B² the Debt Limit. Go on Offense.

DC and Deadlines could be synonymous. The latest target date approaching is the debt ceiling, which we hit on March 16th.

House Democratic Leader Nancy Pelosi used catastrophic language Friday, saying, “Failure to act would have savage impacts on American families.”

That fear mongering, combined with the recent DHS shutdown drama, means the media are ready to pounce. The trap? Spending your media time answering the questions framed by the Obama Administration on default and shutdown instead of addressing the larger problem of our nation’s debt.

Good thing it’s Tuesday, B² day.

Here’s this week’s likely media question and the B² (block and bridge) that sets the narrative straight:

Q: “We hit the debt ceiling on March 16th. This means the possibility of shutting down the government and defaulting on our debt, which could be disastrous to our economy. Do you support raising the debt ceiling?”

A: “Congress will do its job, and the Administration already has the tools it needs. But we can’t keep putting a band-aid on a cancer. If we truly want to avoid hitting the debt ceiling we must reform a government that spends too much, and all against future generations. And we can start by <insert talking point>.”

Wherever you take the narrative next, don’t let Administration talking points box you in, or impel you to prove a negative about default and shutdown. Take a cue from the Obama communicators. Go on offense and call out Lucy’s political football for what it is – a smokescreen to hide how we climbed to a national debt of more than $18 trillion.  Then, lay out the pathway back.

B² the Budget

President Barack Obama laid out his $4 trillion budget proposal last week. In response, the GOP took advantage of Groundhog Day and cried “more of the same.”

The true messaging test for the GOP will come when Republicans submit their own budget. It’s easy to pan a lackluster proposal with the help of a Bill Murray movie (great movie, btw), but to defend a budget with deep cuts…? Unpopular cuts? Well, that’s another story.

Good thing it’s Tuesday. B2 day.

Here is this week’s likely media question and the B2 (block and bridge) that sets the narrative straight:

Q: “You’re proposing cuts to entitlements. How can you suggest this when people are struggling to make ends meet?”
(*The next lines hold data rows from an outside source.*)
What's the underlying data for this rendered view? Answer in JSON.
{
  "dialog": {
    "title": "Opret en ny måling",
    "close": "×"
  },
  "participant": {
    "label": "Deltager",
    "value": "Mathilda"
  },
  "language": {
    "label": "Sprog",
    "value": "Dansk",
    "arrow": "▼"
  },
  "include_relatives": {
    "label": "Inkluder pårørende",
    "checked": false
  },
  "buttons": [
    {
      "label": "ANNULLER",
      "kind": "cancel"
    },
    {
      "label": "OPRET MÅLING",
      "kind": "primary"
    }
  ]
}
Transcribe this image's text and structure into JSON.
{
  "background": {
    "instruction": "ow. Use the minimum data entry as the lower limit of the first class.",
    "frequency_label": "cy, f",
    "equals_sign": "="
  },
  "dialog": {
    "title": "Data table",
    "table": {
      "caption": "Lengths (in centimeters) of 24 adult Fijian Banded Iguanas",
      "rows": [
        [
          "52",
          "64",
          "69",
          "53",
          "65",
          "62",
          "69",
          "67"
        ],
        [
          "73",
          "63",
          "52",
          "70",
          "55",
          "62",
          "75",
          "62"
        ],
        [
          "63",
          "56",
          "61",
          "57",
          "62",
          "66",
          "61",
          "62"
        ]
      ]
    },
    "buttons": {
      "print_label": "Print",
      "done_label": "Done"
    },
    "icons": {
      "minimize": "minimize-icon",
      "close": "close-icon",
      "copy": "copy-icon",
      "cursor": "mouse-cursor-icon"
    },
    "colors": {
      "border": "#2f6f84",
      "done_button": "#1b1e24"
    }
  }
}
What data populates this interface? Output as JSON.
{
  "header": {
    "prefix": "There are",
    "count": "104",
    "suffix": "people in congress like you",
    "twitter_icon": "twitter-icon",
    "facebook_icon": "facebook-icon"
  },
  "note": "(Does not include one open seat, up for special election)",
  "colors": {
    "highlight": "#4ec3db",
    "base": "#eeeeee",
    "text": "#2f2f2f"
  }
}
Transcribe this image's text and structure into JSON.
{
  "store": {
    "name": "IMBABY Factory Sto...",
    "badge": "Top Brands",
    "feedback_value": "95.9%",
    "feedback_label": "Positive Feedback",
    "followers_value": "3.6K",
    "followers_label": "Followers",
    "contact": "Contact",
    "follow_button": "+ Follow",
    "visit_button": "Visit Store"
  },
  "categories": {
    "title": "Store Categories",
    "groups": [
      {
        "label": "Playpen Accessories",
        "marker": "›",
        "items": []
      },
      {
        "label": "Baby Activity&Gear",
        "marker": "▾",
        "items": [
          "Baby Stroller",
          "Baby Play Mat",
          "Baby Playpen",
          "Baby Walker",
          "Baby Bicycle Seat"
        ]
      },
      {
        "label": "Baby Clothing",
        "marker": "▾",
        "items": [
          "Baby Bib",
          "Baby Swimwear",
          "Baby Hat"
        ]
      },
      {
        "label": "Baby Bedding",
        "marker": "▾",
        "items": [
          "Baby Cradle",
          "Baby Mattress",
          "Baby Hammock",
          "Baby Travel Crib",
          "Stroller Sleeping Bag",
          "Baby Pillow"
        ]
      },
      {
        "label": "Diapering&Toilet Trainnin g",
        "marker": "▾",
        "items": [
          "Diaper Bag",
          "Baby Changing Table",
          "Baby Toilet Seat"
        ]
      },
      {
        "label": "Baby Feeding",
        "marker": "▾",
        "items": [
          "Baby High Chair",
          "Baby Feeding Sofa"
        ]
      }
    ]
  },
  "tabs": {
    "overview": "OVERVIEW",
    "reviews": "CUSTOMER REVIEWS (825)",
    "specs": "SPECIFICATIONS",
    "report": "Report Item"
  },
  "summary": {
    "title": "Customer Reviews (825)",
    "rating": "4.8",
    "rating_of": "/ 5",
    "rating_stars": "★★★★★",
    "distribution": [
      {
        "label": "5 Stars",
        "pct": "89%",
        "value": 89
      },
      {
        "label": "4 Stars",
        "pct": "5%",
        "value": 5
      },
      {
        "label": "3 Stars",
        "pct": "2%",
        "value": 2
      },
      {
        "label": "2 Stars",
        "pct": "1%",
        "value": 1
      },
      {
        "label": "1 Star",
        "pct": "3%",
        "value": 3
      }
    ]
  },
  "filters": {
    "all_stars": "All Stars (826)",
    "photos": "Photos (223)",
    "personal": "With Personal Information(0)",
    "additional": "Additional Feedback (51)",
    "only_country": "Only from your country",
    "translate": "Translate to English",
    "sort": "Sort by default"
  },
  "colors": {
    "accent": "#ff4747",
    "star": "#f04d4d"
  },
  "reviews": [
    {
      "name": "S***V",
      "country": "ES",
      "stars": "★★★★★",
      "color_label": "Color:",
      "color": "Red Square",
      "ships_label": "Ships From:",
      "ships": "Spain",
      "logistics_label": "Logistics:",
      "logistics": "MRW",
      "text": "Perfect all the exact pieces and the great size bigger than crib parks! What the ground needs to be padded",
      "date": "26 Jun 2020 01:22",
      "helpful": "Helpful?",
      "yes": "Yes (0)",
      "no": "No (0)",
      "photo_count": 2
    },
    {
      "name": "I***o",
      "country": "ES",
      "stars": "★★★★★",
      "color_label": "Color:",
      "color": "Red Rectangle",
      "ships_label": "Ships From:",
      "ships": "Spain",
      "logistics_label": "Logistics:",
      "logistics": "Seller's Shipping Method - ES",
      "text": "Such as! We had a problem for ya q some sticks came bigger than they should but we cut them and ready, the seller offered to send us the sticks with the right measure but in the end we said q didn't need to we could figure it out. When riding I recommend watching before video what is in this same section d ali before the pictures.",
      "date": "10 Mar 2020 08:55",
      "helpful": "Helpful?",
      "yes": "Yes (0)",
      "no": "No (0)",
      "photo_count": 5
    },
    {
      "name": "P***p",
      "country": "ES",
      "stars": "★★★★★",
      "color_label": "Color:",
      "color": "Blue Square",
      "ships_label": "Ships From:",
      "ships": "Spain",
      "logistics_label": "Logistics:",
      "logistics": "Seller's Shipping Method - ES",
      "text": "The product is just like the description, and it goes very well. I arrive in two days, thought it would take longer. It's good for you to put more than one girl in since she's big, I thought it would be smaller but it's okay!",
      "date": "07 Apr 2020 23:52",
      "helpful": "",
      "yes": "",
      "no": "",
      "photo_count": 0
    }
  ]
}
A: “People are struggling out there. And, if we want to protect the safety net for those people, we must reform entitlements. That starts with <insert talking point>.”

Whatever talking point you insert, start by acknowledging the victim in their question. If you skip over the human element and move straight to a policy position, you sound like you don’t care.

Also, avoid words and phrases that bring life to their narrative. Don’t use “cut” or “eliminate,” instead talk about “reform.” People don’t like cuts, but they do like reform.

You’ve got this one.